[ACTION ITEM]:
From the records below, state how many lines include the word "JSON", giving only that number.

(Dataset rows for apps and sites)
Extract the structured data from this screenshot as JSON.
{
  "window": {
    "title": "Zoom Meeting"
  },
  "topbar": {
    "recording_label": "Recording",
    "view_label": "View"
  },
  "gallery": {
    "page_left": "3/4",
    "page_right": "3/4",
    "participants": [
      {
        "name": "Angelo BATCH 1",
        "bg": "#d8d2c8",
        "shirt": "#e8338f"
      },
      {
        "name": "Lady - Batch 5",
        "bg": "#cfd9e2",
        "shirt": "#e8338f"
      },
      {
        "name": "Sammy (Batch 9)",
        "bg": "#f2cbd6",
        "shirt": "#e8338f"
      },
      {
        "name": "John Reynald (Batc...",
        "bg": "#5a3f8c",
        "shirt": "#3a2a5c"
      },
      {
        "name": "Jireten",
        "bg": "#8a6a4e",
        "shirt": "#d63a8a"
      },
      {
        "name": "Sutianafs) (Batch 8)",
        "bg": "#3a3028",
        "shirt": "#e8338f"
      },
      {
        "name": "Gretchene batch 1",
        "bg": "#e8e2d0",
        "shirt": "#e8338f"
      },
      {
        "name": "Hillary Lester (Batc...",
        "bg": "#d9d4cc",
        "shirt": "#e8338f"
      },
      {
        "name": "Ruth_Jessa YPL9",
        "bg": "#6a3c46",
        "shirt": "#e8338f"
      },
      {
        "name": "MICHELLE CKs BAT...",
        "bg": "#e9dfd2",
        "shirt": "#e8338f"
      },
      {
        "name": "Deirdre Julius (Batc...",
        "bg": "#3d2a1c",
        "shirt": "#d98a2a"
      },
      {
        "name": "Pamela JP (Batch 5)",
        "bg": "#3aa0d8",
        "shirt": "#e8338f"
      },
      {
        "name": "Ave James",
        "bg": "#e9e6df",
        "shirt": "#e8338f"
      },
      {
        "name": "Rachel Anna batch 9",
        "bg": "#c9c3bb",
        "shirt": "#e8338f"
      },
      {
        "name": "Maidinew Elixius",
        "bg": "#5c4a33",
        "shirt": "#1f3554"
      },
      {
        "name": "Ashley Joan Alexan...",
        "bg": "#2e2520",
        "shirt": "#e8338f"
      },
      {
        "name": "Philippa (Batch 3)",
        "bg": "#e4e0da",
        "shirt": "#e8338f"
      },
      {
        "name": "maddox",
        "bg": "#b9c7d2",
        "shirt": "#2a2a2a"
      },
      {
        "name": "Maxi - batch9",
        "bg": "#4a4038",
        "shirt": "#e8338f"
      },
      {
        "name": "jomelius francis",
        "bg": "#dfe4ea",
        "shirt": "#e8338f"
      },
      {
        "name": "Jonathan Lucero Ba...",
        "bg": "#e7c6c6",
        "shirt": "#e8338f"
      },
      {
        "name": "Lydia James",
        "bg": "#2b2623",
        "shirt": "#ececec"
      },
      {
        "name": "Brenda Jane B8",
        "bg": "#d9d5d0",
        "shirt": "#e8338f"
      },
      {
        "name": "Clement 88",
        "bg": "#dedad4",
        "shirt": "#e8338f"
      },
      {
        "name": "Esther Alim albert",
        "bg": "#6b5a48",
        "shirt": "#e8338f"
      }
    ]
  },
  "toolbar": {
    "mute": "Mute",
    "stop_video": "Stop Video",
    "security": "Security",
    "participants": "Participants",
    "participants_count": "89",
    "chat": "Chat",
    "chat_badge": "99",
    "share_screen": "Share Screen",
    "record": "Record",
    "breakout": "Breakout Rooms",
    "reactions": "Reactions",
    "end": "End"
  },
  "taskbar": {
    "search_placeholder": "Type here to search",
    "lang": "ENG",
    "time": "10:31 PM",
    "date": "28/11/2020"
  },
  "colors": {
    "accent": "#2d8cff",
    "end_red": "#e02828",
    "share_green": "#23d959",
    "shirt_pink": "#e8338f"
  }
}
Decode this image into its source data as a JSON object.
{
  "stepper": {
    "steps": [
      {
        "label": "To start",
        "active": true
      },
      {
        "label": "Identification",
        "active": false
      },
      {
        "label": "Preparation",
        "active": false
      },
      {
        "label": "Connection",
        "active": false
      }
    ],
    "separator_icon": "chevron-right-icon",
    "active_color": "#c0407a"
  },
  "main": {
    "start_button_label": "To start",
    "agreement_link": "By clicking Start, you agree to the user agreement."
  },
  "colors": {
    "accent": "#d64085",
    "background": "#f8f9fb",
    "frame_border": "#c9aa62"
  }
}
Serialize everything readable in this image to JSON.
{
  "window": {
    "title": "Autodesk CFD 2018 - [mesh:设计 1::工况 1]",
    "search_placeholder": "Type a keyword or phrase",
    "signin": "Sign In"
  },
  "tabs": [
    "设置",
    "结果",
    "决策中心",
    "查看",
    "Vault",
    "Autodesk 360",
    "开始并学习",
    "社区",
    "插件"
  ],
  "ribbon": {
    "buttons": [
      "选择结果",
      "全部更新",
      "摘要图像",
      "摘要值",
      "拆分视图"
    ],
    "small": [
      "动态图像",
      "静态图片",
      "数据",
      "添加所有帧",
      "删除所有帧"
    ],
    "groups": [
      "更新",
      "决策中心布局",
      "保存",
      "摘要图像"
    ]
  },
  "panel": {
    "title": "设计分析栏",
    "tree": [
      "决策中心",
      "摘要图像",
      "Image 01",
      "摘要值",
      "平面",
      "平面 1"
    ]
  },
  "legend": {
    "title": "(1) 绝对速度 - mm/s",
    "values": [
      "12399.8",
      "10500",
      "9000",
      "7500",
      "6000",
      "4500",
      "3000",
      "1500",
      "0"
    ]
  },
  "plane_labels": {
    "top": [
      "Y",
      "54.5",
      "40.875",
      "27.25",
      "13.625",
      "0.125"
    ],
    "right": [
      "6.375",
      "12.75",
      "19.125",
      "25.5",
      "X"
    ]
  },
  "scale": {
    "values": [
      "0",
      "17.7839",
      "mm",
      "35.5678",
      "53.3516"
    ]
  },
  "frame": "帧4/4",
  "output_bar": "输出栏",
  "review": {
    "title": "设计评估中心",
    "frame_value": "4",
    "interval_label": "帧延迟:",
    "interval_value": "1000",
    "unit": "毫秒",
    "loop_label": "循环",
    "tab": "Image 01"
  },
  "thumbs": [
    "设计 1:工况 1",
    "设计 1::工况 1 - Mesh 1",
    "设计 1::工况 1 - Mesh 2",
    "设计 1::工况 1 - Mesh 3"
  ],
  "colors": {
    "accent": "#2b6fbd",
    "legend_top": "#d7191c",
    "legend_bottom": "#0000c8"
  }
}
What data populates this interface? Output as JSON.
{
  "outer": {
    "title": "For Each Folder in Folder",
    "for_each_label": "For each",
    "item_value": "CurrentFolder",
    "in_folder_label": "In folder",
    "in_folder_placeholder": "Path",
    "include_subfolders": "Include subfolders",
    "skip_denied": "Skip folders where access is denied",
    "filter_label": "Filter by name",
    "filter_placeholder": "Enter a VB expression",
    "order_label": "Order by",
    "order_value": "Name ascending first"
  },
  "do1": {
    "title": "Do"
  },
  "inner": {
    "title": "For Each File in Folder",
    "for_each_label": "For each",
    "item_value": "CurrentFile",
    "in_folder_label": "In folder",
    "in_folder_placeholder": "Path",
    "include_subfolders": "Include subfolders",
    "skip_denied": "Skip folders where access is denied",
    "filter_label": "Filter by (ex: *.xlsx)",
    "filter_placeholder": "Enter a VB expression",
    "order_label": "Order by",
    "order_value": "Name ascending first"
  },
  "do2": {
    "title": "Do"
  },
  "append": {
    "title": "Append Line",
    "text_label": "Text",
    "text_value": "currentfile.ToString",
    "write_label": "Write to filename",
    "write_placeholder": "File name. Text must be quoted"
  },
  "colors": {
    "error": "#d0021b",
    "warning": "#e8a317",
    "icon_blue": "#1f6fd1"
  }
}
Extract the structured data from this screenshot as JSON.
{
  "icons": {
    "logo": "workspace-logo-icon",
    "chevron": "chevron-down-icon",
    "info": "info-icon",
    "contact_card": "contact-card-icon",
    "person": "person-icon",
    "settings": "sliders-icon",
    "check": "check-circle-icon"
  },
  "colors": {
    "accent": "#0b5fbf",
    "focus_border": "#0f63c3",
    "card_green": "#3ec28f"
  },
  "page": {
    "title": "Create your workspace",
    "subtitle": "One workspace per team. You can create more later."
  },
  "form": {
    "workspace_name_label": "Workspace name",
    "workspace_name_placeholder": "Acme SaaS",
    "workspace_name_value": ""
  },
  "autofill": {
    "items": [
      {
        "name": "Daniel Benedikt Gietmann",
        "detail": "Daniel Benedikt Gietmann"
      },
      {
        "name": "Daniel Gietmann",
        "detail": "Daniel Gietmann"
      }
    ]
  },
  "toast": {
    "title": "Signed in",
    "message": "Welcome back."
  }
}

[SOLUTION TO THIS PROBLEM]:
5